Then, using a range of telescopes including NASA’s Chandra X-ray Observatory and Hawaii’s Gemini optical telescope to peer into the slice of space. According to the New York Times they were able to trace the FRB to a tiny dwarf galaxy.
“We were not sure what to expect, but I think the whole team was surprised to see that our exotic source is hosted by a very puny and faint galaxy,” co-author of the study Cees Bassa says in a press release from the Max Planck Institute for Radio Astronomy.

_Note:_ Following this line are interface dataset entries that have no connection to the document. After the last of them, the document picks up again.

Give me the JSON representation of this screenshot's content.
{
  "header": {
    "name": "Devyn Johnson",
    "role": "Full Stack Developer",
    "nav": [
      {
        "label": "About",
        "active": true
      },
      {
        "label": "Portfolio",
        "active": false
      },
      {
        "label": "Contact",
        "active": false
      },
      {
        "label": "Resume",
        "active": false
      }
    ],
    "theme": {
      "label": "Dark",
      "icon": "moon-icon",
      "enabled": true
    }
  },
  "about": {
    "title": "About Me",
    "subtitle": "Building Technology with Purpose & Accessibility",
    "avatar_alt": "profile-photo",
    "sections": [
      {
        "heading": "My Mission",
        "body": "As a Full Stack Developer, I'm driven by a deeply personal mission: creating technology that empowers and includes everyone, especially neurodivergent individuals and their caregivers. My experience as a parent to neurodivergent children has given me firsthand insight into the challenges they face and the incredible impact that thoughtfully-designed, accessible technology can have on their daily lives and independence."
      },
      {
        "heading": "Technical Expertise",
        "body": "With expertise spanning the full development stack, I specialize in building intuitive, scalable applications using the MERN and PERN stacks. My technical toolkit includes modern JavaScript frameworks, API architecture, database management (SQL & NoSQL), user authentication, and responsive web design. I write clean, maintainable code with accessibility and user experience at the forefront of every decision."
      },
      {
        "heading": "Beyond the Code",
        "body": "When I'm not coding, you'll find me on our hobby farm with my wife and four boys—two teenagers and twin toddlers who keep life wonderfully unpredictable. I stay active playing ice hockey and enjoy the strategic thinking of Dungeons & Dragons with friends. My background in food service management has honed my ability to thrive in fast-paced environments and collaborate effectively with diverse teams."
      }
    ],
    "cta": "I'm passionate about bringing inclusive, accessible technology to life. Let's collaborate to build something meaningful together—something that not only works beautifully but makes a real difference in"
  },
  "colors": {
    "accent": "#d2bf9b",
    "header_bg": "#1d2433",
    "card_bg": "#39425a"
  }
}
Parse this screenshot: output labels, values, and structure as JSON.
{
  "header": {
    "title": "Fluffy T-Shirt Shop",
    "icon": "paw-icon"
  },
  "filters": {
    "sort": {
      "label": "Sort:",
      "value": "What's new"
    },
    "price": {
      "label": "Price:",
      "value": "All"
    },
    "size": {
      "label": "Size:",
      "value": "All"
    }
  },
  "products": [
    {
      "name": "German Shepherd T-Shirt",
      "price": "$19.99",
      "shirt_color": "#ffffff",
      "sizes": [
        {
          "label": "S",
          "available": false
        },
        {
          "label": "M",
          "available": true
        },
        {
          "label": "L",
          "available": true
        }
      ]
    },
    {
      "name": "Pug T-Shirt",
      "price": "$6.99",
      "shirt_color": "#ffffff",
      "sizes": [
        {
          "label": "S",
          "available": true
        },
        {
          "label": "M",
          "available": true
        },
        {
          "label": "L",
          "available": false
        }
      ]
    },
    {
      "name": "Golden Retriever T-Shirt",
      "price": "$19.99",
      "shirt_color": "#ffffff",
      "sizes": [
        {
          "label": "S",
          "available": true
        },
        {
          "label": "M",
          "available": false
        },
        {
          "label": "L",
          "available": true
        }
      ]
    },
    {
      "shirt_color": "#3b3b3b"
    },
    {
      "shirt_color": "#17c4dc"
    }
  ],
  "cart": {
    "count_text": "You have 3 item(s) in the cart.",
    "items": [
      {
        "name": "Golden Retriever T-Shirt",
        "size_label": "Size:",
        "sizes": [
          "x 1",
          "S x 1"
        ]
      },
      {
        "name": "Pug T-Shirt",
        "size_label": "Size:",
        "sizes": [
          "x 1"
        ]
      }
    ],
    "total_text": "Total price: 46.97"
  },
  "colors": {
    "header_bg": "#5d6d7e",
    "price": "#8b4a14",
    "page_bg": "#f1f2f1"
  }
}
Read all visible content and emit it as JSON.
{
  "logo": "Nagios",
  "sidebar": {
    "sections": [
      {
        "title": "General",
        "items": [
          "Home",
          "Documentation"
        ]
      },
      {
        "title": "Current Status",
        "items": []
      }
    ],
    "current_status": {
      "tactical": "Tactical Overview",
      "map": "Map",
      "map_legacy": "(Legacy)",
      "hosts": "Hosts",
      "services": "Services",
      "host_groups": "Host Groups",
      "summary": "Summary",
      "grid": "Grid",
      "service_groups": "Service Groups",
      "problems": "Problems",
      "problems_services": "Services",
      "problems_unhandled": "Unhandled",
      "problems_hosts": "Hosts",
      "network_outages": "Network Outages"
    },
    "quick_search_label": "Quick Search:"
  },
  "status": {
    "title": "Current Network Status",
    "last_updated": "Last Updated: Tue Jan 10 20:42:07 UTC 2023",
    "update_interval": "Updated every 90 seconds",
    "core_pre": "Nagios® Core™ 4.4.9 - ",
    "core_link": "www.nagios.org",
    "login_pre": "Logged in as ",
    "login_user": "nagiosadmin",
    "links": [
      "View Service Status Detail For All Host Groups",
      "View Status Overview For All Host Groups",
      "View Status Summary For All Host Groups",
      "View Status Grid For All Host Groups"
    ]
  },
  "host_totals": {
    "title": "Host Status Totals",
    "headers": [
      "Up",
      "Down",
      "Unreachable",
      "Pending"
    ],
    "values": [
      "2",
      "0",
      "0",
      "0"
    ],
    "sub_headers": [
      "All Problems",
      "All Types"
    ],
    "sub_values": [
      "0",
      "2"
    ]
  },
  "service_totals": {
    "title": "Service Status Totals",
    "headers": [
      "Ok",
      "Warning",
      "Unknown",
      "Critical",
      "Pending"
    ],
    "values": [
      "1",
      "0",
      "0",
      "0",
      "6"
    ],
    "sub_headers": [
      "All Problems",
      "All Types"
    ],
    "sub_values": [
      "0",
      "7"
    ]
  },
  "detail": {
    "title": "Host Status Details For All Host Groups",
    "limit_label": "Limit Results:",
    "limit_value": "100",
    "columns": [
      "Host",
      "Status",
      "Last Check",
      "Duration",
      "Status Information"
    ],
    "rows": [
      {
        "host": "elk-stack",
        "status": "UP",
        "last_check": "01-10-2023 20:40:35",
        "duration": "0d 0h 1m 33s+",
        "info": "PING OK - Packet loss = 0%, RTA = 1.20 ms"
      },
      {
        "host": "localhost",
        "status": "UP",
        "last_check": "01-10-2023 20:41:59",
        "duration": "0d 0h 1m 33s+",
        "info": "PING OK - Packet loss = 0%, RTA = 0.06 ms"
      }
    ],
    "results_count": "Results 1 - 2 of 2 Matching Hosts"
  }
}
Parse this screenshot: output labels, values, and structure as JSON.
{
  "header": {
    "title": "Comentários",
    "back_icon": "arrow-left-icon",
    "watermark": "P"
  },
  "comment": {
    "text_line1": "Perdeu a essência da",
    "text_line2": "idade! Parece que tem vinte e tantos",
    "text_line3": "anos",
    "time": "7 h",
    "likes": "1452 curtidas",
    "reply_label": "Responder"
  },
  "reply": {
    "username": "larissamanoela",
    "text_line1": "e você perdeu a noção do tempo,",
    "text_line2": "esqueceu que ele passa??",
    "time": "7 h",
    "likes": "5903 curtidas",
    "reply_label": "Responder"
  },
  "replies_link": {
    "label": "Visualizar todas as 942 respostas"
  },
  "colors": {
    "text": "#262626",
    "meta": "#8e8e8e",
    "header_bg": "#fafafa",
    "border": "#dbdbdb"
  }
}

The next big question is the nature of the source: What powers these bursts and are there other ones that repeat? “We think it may be a magnetar – a newborn neutron star with a huge magnetic field, inside a supernova remnant or a pulsar wind nebula – somehow producing these prodigious pulses,” said Chatterjee. “Or, it may be an active galactic nucleus of a dwarf galaxy. That would be novel. Or, it may be a combination of those two ideas – explaining why what we’re seeing may be somewhat rare.”
Astronomers study the universe in wavelengths of light that are higher energy than the visible spectrum (including ultraviolet, X-ray and gamma rays) and lower energy than what we can see (including infrared and radio waves). Each slice of light reveals something different about the nature of the universe.
When it comes to radio light – the longest, most low-energy wavelengths – scientists largely thought they knew what the universe looked like, said Falcke. “You would see an impressively bright Milky Way galaxy, smoke rings from exploded stars, plumes of gas escaping from black holes and blinking radio emissions from cosmic lighthouses called pulsars,” he wrote in a commentary on the Nature paper.
Fast radio bursts, first reported in 2007 by a team analyzing archived data from Australia’s Parkes Observatory, changed that. Here was a new, unexplained source of radio light in the sky – and unlike any they had ever seen. If these flashes were coming from beyond the Milky Way’s borders, then they must be produced by incredibly powerful sources.
“There are literally more theories for what FRBs are than there are detected examples of FRBs,” said Shami Chatterjee, an astronomer at Cornell University and leader of the Nature paper. “It’s been a paradise for theorists; they’ve come up with all sorts of ways that you could produce these kinds of radio flashes.
Image credit: With thanks to Danielle Futselaar, rendering of all the telescopes that helped track down FRB 121102